Yet another famous union is put under a microscope in Bradley Cooper’s first directorial effort since A Star is Born: that of Leonard Bernstein, played by Cooper himself, and the actor Felicia Montealegre (Carey Mulligan), with whom he spent nearly three decades while rising through the ranks to become one of the most prolific conductors and composers of his time.
One of the most thrilling surprises on the Venice Film Festival line-up is this rousing drama from Ava DuVernay, based on Pulitzer Prize winner Isabel Wilkerson’s lauded non-fiction bestseller Caste: The Origins of Our Discontents. Examining racism in the US in relation to the caste systems of India and Nazi Germany, it stars Aunjanue Ellis-Taylor, Niecy Nash-Betts and Audra McDonald, and will see the auteur make history as the first African-American woman to present a film in competition at Venice.
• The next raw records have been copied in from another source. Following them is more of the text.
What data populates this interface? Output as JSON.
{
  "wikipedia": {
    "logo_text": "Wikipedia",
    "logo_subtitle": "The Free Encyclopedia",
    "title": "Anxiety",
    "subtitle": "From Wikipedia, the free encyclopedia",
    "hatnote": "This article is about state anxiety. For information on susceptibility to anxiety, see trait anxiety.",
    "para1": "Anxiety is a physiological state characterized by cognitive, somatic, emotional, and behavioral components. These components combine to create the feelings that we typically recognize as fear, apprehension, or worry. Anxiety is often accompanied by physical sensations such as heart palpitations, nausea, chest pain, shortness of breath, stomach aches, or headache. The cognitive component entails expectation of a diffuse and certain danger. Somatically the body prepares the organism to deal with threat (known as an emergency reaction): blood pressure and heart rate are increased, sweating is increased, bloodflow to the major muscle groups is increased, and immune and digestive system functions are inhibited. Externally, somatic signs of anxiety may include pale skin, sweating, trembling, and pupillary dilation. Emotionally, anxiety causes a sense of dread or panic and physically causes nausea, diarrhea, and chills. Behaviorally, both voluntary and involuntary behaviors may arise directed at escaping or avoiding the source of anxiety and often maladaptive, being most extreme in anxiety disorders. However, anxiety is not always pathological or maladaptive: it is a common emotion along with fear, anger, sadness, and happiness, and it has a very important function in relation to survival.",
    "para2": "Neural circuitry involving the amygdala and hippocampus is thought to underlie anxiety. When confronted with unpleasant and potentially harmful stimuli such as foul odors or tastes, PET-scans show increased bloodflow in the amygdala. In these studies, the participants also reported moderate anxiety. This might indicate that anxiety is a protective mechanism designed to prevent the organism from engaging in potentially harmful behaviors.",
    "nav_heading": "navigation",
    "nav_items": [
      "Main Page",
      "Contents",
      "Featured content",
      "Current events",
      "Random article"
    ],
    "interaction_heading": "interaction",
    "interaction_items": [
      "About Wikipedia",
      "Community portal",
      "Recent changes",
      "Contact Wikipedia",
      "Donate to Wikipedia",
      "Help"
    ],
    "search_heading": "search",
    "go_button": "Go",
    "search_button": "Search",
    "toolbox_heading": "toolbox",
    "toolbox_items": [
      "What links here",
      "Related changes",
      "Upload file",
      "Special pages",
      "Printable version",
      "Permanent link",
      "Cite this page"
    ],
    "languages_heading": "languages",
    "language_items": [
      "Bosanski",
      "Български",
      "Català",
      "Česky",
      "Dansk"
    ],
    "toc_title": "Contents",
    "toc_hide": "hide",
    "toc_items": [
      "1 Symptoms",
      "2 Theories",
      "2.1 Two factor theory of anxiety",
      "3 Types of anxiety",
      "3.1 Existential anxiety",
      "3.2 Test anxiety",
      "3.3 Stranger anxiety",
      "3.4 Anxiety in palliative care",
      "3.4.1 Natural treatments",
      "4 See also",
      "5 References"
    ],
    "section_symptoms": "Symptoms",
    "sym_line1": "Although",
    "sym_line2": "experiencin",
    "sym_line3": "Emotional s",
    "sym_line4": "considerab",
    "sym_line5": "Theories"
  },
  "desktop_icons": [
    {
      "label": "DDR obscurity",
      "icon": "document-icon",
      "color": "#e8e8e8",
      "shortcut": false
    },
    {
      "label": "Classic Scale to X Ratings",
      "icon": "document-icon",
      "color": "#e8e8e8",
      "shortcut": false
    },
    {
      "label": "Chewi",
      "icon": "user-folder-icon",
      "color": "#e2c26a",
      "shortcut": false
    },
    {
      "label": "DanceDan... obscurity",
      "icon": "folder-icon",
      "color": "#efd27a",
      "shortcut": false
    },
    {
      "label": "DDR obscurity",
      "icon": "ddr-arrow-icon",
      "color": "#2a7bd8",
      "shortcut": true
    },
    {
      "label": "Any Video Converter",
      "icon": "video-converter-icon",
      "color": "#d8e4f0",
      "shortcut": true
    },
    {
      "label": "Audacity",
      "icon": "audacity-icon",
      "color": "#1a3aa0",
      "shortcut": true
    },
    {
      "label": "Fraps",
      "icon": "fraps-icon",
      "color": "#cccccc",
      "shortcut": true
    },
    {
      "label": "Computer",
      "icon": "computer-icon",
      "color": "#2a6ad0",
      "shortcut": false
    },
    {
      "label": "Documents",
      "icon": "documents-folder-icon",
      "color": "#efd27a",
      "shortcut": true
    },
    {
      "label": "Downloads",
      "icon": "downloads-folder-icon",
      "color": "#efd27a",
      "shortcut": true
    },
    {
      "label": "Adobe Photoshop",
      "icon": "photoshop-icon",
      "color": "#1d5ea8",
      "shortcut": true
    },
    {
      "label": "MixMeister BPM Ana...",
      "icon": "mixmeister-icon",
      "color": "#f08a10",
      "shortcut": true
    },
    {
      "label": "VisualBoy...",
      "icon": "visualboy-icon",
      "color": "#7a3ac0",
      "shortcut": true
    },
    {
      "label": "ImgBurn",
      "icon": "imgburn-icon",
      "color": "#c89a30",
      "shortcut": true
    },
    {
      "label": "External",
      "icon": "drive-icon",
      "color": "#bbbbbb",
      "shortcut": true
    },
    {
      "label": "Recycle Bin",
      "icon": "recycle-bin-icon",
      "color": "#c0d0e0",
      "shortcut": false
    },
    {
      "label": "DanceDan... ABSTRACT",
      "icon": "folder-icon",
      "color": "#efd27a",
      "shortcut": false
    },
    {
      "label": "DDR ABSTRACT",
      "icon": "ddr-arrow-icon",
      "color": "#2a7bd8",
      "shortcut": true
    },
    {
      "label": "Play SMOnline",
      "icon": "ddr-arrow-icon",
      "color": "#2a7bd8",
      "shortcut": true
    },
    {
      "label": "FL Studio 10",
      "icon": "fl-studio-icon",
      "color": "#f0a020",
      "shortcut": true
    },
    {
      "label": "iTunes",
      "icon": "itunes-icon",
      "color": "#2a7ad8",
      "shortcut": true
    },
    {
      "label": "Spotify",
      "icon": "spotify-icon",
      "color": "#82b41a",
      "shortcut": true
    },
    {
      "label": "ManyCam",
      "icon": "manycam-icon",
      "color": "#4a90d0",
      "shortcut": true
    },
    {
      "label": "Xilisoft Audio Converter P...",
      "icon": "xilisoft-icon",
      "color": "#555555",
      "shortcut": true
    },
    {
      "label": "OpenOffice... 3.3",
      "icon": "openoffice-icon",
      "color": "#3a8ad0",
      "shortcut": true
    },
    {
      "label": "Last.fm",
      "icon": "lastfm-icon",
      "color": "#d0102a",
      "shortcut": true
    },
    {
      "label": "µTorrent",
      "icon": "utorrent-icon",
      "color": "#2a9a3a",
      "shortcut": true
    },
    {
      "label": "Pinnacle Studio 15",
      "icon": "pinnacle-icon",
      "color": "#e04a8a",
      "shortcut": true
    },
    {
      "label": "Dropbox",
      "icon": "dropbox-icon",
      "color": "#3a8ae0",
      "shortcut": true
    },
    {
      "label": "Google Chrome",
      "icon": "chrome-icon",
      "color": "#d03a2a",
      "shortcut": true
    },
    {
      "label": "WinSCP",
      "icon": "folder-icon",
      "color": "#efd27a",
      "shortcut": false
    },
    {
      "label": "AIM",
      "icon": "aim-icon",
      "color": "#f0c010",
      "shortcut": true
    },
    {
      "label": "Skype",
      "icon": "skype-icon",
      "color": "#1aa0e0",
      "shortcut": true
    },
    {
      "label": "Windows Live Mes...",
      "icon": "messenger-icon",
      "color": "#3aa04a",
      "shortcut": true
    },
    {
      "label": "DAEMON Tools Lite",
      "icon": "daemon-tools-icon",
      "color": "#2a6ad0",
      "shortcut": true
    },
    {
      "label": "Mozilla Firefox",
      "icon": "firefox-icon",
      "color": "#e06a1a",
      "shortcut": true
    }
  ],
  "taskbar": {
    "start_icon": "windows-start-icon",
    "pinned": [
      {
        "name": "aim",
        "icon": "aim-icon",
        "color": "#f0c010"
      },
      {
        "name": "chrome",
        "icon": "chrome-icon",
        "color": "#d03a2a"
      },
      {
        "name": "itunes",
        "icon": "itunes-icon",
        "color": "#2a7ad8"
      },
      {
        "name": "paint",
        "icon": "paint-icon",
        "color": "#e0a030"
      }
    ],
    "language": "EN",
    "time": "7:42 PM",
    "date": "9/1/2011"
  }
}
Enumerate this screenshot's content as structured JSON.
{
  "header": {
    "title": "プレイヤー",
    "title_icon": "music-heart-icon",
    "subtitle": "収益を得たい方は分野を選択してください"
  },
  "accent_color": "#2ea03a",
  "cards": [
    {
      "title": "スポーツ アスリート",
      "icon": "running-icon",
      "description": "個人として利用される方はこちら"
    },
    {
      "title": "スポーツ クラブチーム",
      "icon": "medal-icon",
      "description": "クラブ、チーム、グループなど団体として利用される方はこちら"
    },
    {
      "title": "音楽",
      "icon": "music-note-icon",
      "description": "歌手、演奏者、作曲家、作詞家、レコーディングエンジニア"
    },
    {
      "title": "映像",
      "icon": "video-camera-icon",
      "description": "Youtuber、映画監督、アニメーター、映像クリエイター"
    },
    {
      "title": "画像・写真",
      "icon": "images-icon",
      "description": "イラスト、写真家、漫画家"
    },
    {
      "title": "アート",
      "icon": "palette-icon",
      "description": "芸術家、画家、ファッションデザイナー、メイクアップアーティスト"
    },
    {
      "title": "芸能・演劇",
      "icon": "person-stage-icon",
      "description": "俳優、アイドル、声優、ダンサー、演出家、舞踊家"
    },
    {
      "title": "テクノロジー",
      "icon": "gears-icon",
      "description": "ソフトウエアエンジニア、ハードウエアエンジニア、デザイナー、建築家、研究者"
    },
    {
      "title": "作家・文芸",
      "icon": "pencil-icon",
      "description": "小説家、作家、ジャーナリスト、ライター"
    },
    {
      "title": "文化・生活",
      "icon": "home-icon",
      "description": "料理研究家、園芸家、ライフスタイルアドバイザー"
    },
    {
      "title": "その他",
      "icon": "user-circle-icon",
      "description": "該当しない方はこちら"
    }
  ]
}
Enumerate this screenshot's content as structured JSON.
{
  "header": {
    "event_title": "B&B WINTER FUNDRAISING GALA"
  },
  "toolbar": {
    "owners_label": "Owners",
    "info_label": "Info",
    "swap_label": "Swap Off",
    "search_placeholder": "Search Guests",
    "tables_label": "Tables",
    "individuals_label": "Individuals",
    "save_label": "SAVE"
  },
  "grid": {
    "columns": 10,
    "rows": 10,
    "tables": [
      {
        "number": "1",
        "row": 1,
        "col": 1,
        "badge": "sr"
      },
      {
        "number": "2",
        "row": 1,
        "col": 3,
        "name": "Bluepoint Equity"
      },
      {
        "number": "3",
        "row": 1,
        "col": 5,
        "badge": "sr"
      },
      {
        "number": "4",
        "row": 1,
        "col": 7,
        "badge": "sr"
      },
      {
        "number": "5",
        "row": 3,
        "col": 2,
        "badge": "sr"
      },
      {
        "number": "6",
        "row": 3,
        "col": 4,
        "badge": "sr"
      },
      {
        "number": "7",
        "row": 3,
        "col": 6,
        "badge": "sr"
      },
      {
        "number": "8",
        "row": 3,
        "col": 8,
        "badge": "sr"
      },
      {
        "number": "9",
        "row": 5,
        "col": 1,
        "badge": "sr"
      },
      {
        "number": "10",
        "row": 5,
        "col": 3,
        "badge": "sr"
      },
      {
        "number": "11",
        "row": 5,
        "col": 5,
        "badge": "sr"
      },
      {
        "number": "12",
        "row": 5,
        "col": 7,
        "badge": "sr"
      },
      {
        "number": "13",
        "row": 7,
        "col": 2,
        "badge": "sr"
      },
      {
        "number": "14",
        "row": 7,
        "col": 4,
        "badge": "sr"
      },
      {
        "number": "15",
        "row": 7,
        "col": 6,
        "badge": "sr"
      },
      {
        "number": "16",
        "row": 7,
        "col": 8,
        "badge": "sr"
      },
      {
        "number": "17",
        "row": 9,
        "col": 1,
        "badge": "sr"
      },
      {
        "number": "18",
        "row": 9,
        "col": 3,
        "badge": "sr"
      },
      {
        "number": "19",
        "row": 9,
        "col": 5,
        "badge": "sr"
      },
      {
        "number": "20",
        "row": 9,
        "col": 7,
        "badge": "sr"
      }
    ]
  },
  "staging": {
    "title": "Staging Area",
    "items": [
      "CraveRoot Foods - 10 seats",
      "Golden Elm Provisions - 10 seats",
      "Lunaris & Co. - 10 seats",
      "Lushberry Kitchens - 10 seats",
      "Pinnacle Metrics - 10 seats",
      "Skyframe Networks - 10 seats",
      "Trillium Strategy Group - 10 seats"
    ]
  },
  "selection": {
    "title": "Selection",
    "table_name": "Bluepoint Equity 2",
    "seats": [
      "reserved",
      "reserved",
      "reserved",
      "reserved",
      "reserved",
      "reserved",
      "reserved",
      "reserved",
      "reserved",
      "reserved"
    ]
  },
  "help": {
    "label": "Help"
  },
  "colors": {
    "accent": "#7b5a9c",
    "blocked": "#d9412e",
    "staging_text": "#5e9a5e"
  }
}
In David Fincher’s latest blood-soaked thriller, Michael Fassbender plays an always methodical, cold-blooded assassin lying in wait for his next victim—that is, until he begins to develop a conscience and fears he’s losing his mind. Lending support are Tilda Swinton and Charles Parnell.
Evil Does Not Exist
Another unexpected addition to the festival’s programme is this fascinating drama which stars Hitoshi Omika and marks director Ryusuke Hamaguchi’s return to the fray following his Oscar win for Drive My Car. It tracks a father and daughter who live in a sleepy village near Tokyo which is suddenly riven by unrest when a glamping company chooses it as the site of its next resort, despite concerns that they’d be endangering the environment and their traditional way of life.
The raucous and glittering heyday of Rome’s Cinecittà, dubbed “Hollywood on the Tiber” in the ’50s, is brought vividly to life by Saverio Costanzo (My Brilliant Friend) in this sumptuous period drama. At its heart is Rebecca Antonaci, who embodies a wide-eyed aspiring actor who auditions as an extra and winds up on a jaw-dropping film set populated by industry heavyweights played by the likes of Lily James, Rachel Sennott and Joe Keery.
The Wonderful Story of Henry Sugar
Mere months after debuting Asteroid City at Cannes, Wes Anderson is back to delight yet another European festival with a new release: a 37-minute-long charmer inspired by Roald Dahl’s whimsical short story of the same name about a man who becomes disillusioned with his own wealth. As to be expected from the idiosyncratic American filmmaker, it features a remarkably starry cast which includes Dev Patel, Ben Kingsley, Benedict Cumberbatch, Ralph Fiennes and Richard Ayoade.
Before we see his predictably ravishing take on the life of opera singer Maria Callas, as portrayed by Angelina Jolie, Pablo Larraín returns to his homeland with this pitch black comedy which imagines a parallel universe in which the late Chilean dictator Augusto Pinochet (Jaime Vadell) is a 250-year-old vampire. Living in a dilapidated mansion at the southern tip of the continent, he continues to feed his appetite for evil in order to sustain himself, acting as a powerful reminder of the insidious and ever-present danger of fascism.
This article was originally published on British Vogue.